Below is the text of Mr Major’s response on Inflation made on 25th October 1990 in the House of Commons.
Mr. Andrew MacKay To ask the Chancellor of the Exchequer if he will make a statement on the current level of inflation.
Mr. Major I expect there to be a substantial reduction over the coming year.
Mr. MacKay As there is a clear need for pay restraint, does my right hon. Friend agree that those chairmen and chief executives of major companies who received highly publicised and spectacular pay rises last year – which, by and large, were supported because they were linked to increased profits – must equally accept reductions in their salaries this year, which should be equally spectacular if their profits are suitably reduced?
Mr. Major As I said earlier, if there is a need for wage restraint throughout industry to ensure greater competitiveness, it must apply at the top as well as at the bottom. I am happy to reiterate that.
Mr. Robert Sheldon Does the Chancellor realise that we are now two years into the counter-inflationary strategy of relying on high interest rates? Does he realise that, by increasing the retail prices index – which is what high interest rates have done, through mortgage interest rates, quite apart from the other factors – the Government are now relying on exhortation, and that exhortation will not be enough as the RPI rises?
Mr. Major The right hon. Gentleman makes a better case against the way in which we measure prices than against the policy that will bring inflation down.
Mr. Ian Taylor Does my right hon. Friend agree that the most sensitive guides to the direction that inflation is taking is not the latest RPI figure but the movement of monetary aggregates? Will he confirm that there has been a steady decline in monetary aggregates over the past six months – particularly in M0 but also in M4? Does he agree that that is a good sign that he has got inflation under control and that the Government’s policies are working at last?
Mr. Major I strongly agree with my hon. Friend’s view. The reduction in M0 has occurred over the past six months or so and the reduction in broad money has continued throughout this year in each and every month since January.
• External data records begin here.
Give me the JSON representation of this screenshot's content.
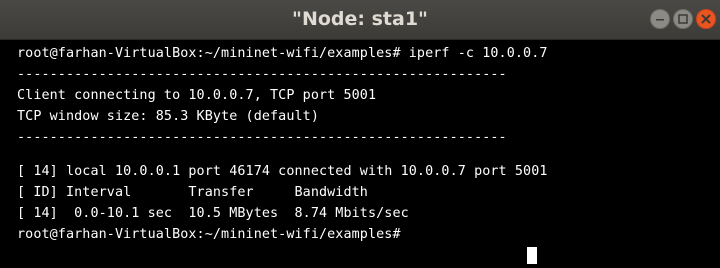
{
  "window": {
    "title": "\"Node: sta1\""
  },
  "terminal": {
    "lines": [
      "root@farhan-VirtualBox:~/mininet-wifi/examples# iperf -c 10.0.0.7",
      "------------------------------------------------------------",
      "Client connecting to 10.0.0.7, TCP port 5001",
      "TCP window size: 85.3 KByte (default)",
      "------------------------------------------------------------",
      "[ 14] local 10.0.0.1 port 46174 connected with 10.0.0.7 port 5001",
      "[ ID] Interval       Transfer     Bandwidth",
      "[ 14]  0.0-10.1 sec  10.5 MBytes  8.74 Mbits/sec",
      "root@farhan-VirtualBox:~/mininet-wifi/examples# "
    ]
  },
  "colors": {
    "background": "#000000",
    "foreground": "#ffffff",
    "titlebar": "#3c3b37",
    "close_button": "#e95420"
  },
  "icons": {
    "minimize": "minimize-icon",
    "maximize": "maximize-icon",
    "close": "close-icon"
  }
}
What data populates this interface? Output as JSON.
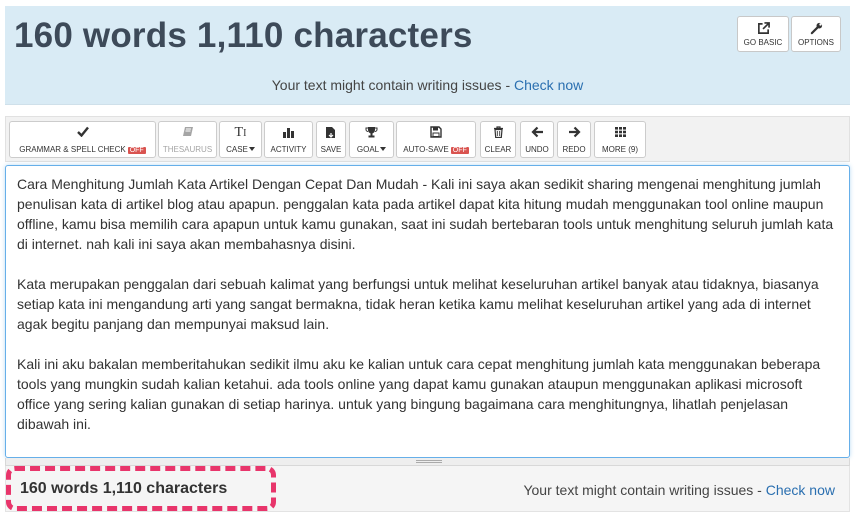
{
  "header": {
    "word_count_title": "160 words 1,110 characters",
    "issues_text": "Your text might contain writing issues - ",
    "check_now": "Check now",
    "go_basic_label": "GO BASIC",
    "options_label": "OPTIONS"
  },
  "toolbar": {
    "grammar_label": "GRAMMAR & SPELL CHECK",
    "grammar_badge": "OFF",
    "thesaurus_label": "THESAURUS",
    "case_label": "CASE",
    "activity_label": "ACTIVITY",
    "save_label": "SAVE",
    "goal_label": "GOAL",
    "autosave_label": "AUTO-SAVE",
    "autosave_badge": "OFF",
    "clear_label": "CLEAR",
    "undo_label": "UNDO",
    "redo_label": "REDO",
    "more_label": "MORE (9)"
  },
  "editor": {
    "paragraphs": [
      "Cara Menghitung Jumlah Kata Artikel Dengan Cepat Dan Mudah - Kali ini saya akan sedikit sharing mengenai menghitung jumlah penulisan kata di artikel blog atau apapun. penggalan kata pada artikel dapat kita hitung mudah menggunakan tool online maupun offline, kamu bisa memilih cara apapun untuk kamu gunakan, saat ini sudah bertebaran tools untuk menghitung seluruh jumlah kata di internet. nah kali ini saya akan membahasnya disini.",
      "Kata merupakan penggalan dari sebuah kalimat yang berfungsi untuk melihat keseluruhan artikel banyak atau tidaknya, biasanya setiap kata ini mengandung arti yang sangat bermakna, tidak heran ketika kamu melihat keseluruhan artikel yang ada di internet agak begitu panjang dan mempunyai maksud lain.",
      "Kali ini aku bakalan memberitahukan sedikit ilmu aku ke kalian untuk cara cepat menghitung jumlah kata menggunakan beberapa tools yang mungkin sudah kalian ketahui. ada tools online yang dapat kamu gunakan ataupun menggunakan aplikasi microsoft office yang sering kalian gunakan di setiap harinya. untuk yang bingung bagaimana cara menghitungnya, lihatlah penjelasan dibawah ini."
    ]
  },
  "footer": {
    "word_count": "160 words 1,110 characters",
    "issues_text": "Your text might contain writing issues - ",
    "check_now": "Check now"
  },
  "colors": {
    "header_bg": "#d9ebf5",
    "title_color": "#3d4a59",
    "link": "#2a6fb0",
    "off_badge": "#d9534f",
    "highlight": "#e8356b",
    "spell_underline": "#e0301e"
  }
}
Mr. Flannery Like his predecessor, the Chancellor is constantly explaining to us that he is trying to bring down the rate of inflation. Why does he talk as though it was an act of God that caused inflation? Why does not he admit that the Government did it? Why is it that, with the bonus of North sea oil, which no other country in Europe has enjoyed, our inflation rate is higher than those of our European counterparts – in some cases twice as high?
Mr. Major At no stage have I placed the blame where the hon. Gentleman suggests I have. The problem that created inflation was excessive demand, as I have repeatedly stated. That is accepted by commentators and it is broadly accepted by hon. Members on both sides of the House. As a result of monetary policy, demand is falling away, and inflation will come down as well.